Sunday, November 2, 2014

Racing Put on the Defensive - Again

I’d love to just recap my picks yesterday (not bad but not great), throw in Maryjean’s win Friday night (just great!) and add in the wonderful hospitality of just about everyone at Hawthorne Race Course where we spent the Breeders’ Cup on Saturday. 

I’m no Chromie, but California Chrome ran big.  Main Sequence and Untapable were tremendous.  The upsets and payoffs throughout the BC were amazing!

However, the cloud hanging over the Classic unfortunately needs some discussion.

Fortunately for me (we have a 7 hour plus drive ahead of us to western Iowa today!), Bill Finley summarized very well the reasoning why Bayern should have come down.  You can read that here. I do disagree with his assessment of the Horse of the Year voting, but otherwise I’m right there with him. 

I would add a couple of points of my own to the discussion as well:

There are those who argue that the race was long and there was time to make up the setback at the start and the others just couldn’t do it.  I would come back with not only Finley’s argument that the entire complexion of the race changed but would also add then that you’ve opened up the start of a horse race to all kinds of antics.

Picture this conversation in some paddock in the future: “Our main competition is on your inside.  When you break, dive in hard – don’t topple him or anything, just knock him off stride.  The race is a mile and a sixteenth so the stews won’t bother you and we get clear sailing from there on out.”

Is that just “race riding”?  Or is it setting a very dangerous precedent for horse and rider?  Is that just “playing the game”?  Is it cheating?  Rubbin’ may be racing in NASCAR, but it’s not in horse racing.  Jostling happens but taking out your rivals…that needed to be called.  Bayern probably just got away from Garcia, but that doesn't make it okay either.  And I would ask those defending it, just exactly where is the dividing line between where it matters and where it doesn’t?  A mile?  Five furlongs?  Just Quarter Horse racing so Thoroughbred racing should be an anything goes slugfest?

I’ve watched the head on too many times now and there are two things I DON’T see that everyone defending the non-decision says happened: I did not see where Garcia tried to correct immediately and I certainly didn’t see where an alleged “slow break” by Shared Belief cost him.  In watching the replay, Beyern never took a straight step.  He angled left right away.  How Mike Smith was supposed to be at fault for not getting him out of the gate is simply contradictory to the video evidence.

Additionally, the stewards can NOT wait 90+ minutes to issue a statement.  You made the call now explain it to everyone right away.  On the video monitors.  Clearly and concisely.  Go all John Madden and use a telestrator to illustrate your points.  Don’t run away and then leave it some PR guy to spin the decision for you.  You should be able to explain that decision right away.  Folks may not agree with you but it certainly alleviates any allegations of fraud, favoritism or collusion.
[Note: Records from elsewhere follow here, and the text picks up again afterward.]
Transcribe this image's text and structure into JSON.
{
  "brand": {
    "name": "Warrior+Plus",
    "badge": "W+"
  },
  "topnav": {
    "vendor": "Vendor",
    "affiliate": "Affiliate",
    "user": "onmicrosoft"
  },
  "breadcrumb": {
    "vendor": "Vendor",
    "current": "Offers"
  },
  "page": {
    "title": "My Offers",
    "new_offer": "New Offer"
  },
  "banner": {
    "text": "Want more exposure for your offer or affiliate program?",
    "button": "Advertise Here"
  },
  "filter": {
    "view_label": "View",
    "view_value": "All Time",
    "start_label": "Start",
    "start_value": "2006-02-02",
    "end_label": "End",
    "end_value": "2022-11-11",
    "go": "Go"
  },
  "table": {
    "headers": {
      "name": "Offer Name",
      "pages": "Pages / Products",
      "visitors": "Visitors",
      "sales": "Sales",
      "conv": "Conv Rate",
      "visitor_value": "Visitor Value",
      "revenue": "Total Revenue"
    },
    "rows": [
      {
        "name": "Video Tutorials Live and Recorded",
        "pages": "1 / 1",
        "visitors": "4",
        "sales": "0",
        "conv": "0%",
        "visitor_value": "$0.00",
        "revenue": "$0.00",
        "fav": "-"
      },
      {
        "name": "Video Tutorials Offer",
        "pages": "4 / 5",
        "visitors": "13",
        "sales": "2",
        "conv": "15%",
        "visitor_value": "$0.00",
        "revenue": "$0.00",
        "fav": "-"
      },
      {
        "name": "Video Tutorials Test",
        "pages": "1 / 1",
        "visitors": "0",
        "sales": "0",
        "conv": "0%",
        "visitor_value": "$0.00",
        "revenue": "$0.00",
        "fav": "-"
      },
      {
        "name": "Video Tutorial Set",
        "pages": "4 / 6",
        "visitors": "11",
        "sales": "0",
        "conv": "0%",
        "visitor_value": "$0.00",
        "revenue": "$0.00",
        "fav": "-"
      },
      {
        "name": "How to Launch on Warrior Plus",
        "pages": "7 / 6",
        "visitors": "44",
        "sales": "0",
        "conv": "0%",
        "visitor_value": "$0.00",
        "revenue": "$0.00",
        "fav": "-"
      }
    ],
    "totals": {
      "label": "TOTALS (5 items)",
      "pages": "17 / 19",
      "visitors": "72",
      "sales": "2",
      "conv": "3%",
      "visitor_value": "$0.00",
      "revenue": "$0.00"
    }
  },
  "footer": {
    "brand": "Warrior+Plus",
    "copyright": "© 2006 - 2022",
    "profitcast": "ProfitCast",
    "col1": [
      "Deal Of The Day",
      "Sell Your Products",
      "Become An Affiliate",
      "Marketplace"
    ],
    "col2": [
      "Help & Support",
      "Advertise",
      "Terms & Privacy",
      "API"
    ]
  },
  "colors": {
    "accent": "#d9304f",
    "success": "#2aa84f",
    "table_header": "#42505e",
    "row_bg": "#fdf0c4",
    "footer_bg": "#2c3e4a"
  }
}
Which leads me to my final point.  Several folks who are casual fans at best connected with me after the race and wanted to know if that was REALLY legal in horse racing.  Can you really just take out part of the field and then pocket $2.75 million dollars? I didn’t really know how to respond.  It’s legal because the judges there said it was.

“What was their reasoning?”

“No idea.  They don’t have to tell us.”

“Really?  That doesn’t seem right.”

On our biggest stage we can’t help but shoot ourselves in the foot.  It simply never, ever fails.  We follow up a 2013 BC Classic that was for the ages with this debacle.  The game keeps making itself harder and harder to defend.  Yesterday for the first time after 30 years as a fan, nearly a decade as an owner and going on four years as a turf writer, I was embarrassed to be part of the industry.  Nobody really won that race yesterday and, in some ways, we all lost.

1 comment:

Sandra Warren said...

Before the first Breeders Cup in 1984, the California stewards gathered all of the trainers and jockeys together and made it very clear in that meeting that they weren't going to stand for any shenanigans during the Cup races. No one should think they weren't willing to take down a horse in a million dollar race. Then in the very first race, they disqualified Fran's Valentine (a California bred!) for a pretty minor infraction, and later had to adjusted a difficult end to the first BC Classic. The rules had been made clear to everyone: there's a lot of money on the line, but we are going to be more strict, not less. If only racing could return to those glory days at Hollywood Park. They're gone in more ways than one.